“Oprah” was off 8 percent for King World Productions but still managed a 5.9 rating to best second-place finisher “Live With Regis & Kelly” from Buena Vista Television at a 3.7. “Live!” was up 3 percent year to year with its new co-host.
Studios USA Domestic Television’s “Jerry Springer” took third place at a 3.5, besting fellow Studios USA series “The Maury Povich Show” at a 3.3. Both series were off 8 percent year to year.
Paramount’s “Montel Williams” broke even with last year’s rating of 3.0 and pulled ahead of Warner Bros.] “Rosie O’Donnell” in the rankings. “Rosie” took a 22 percent hit to finish the sweeps with a 2.2 average.
Columbia TriStar Television Distribution’s “Ricki Lake” was next up at a 2.3, slipping 8 percent for the year but still beating the declining “Sally Jessy Raphael’s” 2.1, off 28 percent for the year.
“Jenny Jones” and “Martha Stewart Living” rounded up the cast of veterans heading for another season as “Jenny” took in a 2.0 rating, down 13 percent, while “Martha Stewart” slid 7 percent to a 1.4.
Magazines finished as one of the stronger genres, with Paramount’s “Entertainment Tonight” on top with a 5.7, down 3 percent since May 2000. “Extra” took second place with a 3.1, off 6 percent, but King World’s “Inside Edition” and Warner Bros.’ “Access Hollywood” both gained 4 percent with ratings of 2.9 and 2.4, respectively.

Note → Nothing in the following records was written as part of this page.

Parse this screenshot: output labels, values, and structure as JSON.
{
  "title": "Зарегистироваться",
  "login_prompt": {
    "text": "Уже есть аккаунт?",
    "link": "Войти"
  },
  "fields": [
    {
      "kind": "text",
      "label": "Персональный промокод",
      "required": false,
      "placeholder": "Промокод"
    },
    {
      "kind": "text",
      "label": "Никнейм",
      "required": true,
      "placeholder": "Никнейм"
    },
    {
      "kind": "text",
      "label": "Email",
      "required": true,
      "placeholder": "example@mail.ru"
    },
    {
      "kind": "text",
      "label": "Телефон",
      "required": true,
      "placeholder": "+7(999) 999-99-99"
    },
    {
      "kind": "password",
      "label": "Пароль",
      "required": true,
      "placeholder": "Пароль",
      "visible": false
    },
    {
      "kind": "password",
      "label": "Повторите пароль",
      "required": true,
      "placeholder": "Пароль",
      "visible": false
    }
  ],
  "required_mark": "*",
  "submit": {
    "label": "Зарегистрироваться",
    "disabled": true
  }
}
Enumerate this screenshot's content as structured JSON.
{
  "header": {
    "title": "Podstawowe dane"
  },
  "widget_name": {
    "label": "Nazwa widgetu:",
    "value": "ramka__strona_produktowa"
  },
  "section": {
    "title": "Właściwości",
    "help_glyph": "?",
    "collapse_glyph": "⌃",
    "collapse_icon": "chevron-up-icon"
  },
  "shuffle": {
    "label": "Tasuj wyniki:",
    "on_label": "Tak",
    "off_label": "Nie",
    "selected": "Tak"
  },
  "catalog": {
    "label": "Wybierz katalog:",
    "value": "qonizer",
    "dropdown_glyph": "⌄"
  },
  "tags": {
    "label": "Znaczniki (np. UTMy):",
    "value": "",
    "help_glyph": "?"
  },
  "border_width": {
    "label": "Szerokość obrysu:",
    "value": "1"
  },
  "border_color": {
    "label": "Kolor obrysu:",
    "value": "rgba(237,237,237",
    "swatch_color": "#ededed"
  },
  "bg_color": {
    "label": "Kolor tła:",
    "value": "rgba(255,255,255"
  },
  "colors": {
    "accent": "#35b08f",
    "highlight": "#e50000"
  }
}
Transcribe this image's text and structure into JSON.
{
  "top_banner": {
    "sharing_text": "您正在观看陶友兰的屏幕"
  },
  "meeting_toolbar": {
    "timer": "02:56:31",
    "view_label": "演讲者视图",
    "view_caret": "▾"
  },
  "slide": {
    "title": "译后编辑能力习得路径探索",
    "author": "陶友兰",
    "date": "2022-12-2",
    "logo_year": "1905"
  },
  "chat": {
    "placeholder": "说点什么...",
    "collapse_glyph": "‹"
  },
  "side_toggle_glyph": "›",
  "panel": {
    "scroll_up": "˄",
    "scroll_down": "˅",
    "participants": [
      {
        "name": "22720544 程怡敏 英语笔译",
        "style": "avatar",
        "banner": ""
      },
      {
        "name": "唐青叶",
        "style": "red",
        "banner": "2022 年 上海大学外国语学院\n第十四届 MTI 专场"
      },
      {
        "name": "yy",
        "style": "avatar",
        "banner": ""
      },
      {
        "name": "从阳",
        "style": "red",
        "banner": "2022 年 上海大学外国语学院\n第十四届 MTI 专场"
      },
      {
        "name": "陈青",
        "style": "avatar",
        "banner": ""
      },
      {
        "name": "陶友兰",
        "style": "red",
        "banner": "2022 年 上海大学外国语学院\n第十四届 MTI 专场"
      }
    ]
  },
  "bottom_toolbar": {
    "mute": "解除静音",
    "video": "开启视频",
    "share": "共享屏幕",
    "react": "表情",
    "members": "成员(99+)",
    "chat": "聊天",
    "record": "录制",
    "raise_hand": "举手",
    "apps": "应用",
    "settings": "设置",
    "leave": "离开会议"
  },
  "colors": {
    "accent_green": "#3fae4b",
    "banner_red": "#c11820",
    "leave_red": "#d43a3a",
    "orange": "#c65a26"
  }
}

In the relationship series genre, Universal’s “Blind Date” took the crown with a 2.1 and a rise of 11 percent over last year’s scores. “Change of Heart” followed at a 1.8, off 14 percent.